Thousands of families are fleeing their homes as heavy fighting between government forces and the Taliban rages in Afghanistan's Helmand province.
It is the third day of violent clashes as Afghan forces try to defend the strategic capital of the province, Lashkar Gah, from a Taliban assault.
It is estimated that about 35,000 people have so far fled their homes.
The latest fighting is the first big Taliban offensive since peace talks between the two sides began last month.
Afghan government forces are fighting back, supported by US airstrikes.
Earlier this week, the head of Nato forces in Afghanistan, US Gen Scott Miller, condemned the Taliban for undermining the peace talks and violating the agreement they signed with the US in February.
Large parts of Helmand and neighbouring Kandahar remain without electricity after the Taliban attacked a power substation on Monday.
A number of telecommunication networks have also been shut down.
Of about 5,000 families estimated to have been displaced, some are reported to have sought refuge in homes and properties in neighbouring areas.
One family told the BBC's Lyse Doucet that they left their home in Lashkar Gah with only the clothes they were wearing, without knowing if they would find a safe place to sleep.
Others told our correspondent that they feared they may die from hunger, while staff at local hospitals said they had admitted dozens of casualties.
A Taliban offensive and another humanitarian crisis - that's not what Afghans expected to follow the historic start of peace talks.
The Taliban's push in the strategic southern province of Helmand is again testing the strength of Afghan forces, as well as the US's commitment to its ally, only months after the US and the Taliban signed their own agreement.
US warplanes are striking again, day after day, as the Taliban continue their attack. It's the time of year, as winter starts to close in, when violence often intensifies at the end of the fighting season.

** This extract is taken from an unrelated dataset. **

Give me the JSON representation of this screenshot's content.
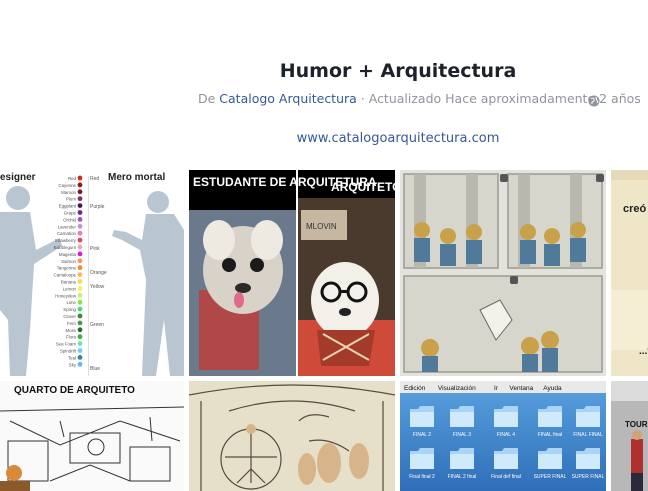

But, this year, the Taliban will also be seeking to increase their leverage at the peace talks, and boost the morale of their fighters. They say they're only taking back areas they once controlled.
But their actions on the battlefield are again raising questions about their commitment to the negotiating table.
Meanwhile, Taliban and Afghan government negotiators are meeting again in the Qatari capital of Doha, trying to overcome their differences about a framework for formal peace talks.
The historic talks began on 12 September, one day after the 19th anniversary of the deadly 9/11 al-Qaeda attacks in the US that led to the US beginning military operations in Afghanistan.
It was the first time that Afghan leaders had sat down with members of the militant Islamist group.
The US has been encouraging both sides to reach an agreement, telling them: "The entire world wants you to succeed."